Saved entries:
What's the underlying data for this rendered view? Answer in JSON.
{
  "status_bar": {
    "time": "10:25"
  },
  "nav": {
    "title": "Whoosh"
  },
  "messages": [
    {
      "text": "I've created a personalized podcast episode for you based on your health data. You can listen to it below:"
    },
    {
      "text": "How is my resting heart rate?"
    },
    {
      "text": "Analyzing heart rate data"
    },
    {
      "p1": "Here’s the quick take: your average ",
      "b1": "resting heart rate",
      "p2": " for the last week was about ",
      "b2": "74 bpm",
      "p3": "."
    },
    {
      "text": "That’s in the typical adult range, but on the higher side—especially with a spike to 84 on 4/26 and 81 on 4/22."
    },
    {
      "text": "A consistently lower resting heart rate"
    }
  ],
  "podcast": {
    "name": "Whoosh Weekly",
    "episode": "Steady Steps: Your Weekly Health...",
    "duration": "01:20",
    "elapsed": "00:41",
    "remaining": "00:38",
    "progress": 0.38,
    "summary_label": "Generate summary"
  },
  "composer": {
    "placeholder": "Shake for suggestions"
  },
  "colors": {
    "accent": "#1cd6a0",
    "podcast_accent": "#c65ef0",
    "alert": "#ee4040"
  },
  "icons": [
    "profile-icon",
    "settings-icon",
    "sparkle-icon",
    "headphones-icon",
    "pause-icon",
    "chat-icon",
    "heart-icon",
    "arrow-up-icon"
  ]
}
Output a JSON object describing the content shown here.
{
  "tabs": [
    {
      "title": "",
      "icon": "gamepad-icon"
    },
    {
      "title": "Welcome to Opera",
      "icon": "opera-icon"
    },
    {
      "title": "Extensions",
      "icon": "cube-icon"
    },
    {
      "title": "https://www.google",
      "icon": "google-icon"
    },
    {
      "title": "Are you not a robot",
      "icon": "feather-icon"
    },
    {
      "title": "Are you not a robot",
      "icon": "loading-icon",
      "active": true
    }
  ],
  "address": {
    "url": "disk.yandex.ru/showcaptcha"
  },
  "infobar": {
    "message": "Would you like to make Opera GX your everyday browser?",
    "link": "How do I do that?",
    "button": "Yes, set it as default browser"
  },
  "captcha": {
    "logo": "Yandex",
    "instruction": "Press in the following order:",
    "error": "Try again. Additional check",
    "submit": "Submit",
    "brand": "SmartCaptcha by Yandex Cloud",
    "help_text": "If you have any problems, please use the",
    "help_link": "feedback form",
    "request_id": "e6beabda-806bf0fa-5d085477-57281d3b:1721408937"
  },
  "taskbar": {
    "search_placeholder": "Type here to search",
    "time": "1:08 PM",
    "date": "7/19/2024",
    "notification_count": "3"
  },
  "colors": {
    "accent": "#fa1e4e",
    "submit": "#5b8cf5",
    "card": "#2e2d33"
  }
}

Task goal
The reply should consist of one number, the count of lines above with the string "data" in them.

Solved problem
3